The Unnamed Fame

Reading Time: 4 minutes

Here’s an evocative short story by a young storyteller, Kabir. He penned this story, during a recent Creative Writing Workshop, conducted by our Editor-in-Chief, Arindam Roy, under the aggies of Arz Hai. A Different Truths exclusive.

I don’t remember whether it was Friday or Saturday but all I can recall was that it rained that day and that it rained so much that the puddles overflowed. The streets outside my house were filled with children playing all across splashing water. I was seeing them, the way they rejoiced, while I sat on my windowpane wearing a kurta with wet collars probably due to huge tears which were streaming from my shimmery eyes.

I could see the way my relatives ran here and there to help each other for the funeral that took place. I still remembered the way my mother gave her comfortable smile to me and I wished that I should have spent those moments with the thinking that it would be my last I still wasn’t able to see my parents, who lay motionless. And the way my uncle stuffed cotton into my father’s nose was unimaginable.

I shook and shivered every second realising that my parents were gone. It was such that I managed to stay in the dimly lit room, full of relatives who were crying and wailing dramatically. Suddenly eight to nine people came and my uncle announced, “The time is being wasted. I do think that it’s any use for us to keep the dead here. We should serve the deathbed now.”

The cries from my heart were violent. I couldn’t let my parents go! I wanted them to be proud of me one day when I would become someone with fame. But now, I was ready to give up all my desires, all my tantrums, just to live with my parents. That was not to be.

Time elapsed – several days had passed.

I still went to the kitchen after my school to check my mother but turn back after getting to know that the space was empty. My parent’s bedroom was now occupied by my uncle’s eldest daughter, who never allowed me to go, and experience my parent’s sleep there.

So one day, I got into her bedroom and smelled the scent of my father’s perfume and it felt that he was there standing right behind me. As of now, I was an orphan and my friends, who were perfect, proved to my foes as they chased me calling me an orphan. I complained many a times to my uncle, who was termed as my legal ‘guardian’ but no matter how much I told him, he always replied, “An orphan is an orphan.”

But then, I met a stranger…

A stranger who looked like my mother in disguise. She had round eyes, had a dimpled chin and also was fair in colour and as she lived just in front of my house, I used to go to her house and called her ‘Aunty Roshani’.

She was a good lady with no children or husband, while she looked slightly older than my mother. She taught in an English medium school. Every day, I would go to her and she would give me a laddoo with a glass of milk and clearly became fond of me as we played games.

“Let’s see if you can now find my smallest finger,” exclaimed Aunty Roshani.

And I would giggle and guess the wrong answer in no time.

But one day, something weird happened, I was not well dressed and at the same time hungry also. So when I entered her house, she was sitting regally at her comfortable sofa and the second I entered, she snapped, “Karun, is that the same shirt you are wearing from last week?”

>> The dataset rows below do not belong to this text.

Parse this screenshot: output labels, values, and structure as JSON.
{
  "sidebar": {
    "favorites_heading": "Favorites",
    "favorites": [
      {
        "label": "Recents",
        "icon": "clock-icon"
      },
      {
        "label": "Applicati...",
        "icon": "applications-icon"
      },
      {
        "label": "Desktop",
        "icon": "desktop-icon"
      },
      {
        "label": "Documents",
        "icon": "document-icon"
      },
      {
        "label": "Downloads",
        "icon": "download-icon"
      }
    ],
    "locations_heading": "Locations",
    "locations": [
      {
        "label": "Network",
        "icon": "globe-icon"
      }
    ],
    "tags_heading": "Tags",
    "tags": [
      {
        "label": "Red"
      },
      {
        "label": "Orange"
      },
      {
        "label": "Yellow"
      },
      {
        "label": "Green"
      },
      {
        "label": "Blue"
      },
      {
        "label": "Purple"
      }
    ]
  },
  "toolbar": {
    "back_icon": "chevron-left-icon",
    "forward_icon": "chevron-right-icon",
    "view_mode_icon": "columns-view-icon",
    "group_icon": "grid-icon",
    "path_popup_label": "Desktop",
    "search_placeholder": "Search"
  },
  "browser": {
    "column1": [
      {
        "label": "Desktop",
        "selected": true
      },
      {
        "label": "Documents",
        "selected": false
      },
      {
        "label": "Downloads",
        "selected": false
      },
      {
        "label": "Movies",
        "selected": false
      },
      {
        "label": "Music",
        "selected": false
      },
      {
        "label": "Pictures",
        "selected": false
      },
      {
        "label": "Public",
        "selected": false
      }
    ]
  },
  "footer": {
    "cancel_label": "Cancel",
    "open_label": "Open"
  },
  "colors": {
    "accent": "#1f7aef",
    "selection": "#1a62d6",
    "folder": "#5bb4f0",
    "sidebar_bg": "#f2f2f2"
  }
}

And I replied, “I don’t have another! Everything I had was getting smaller or less trendy.”

“OK, go and take the shirt kept on the table,” and then she added, “You are my son now! So better be off to the bathroom.”

And I showed a questioning expression as I was not surprised that one day this will happen.

“Tomorrow, you would be going to your school and I would be going to the court to finalise papers your uncle, without hesitation, gave me.”

And I nodded with a stern look, while I felt an excitement in my heart. It was 8:00pm and a good time to go to sleep for a normal child. She now spend every penny for my education and as the time passed so quickly yet again…

I turned 29, and my new mother died a week before my birthday. Yet again, another close relative of mine had died not seeing my achievement. I got the job at NASA, the very next day my angel died!

©Syed Kabir

Photos from the Internet

#ShortStory #Fiction #Life #Heart #Angel #Relationships #DifferentTruths

Syed Kabir, a writer and a thinker, was born in 2005. He is a massive potterhead and plays football, which is his passion. He can always be found reading books on his couch, if not Physics, the subject he loves most.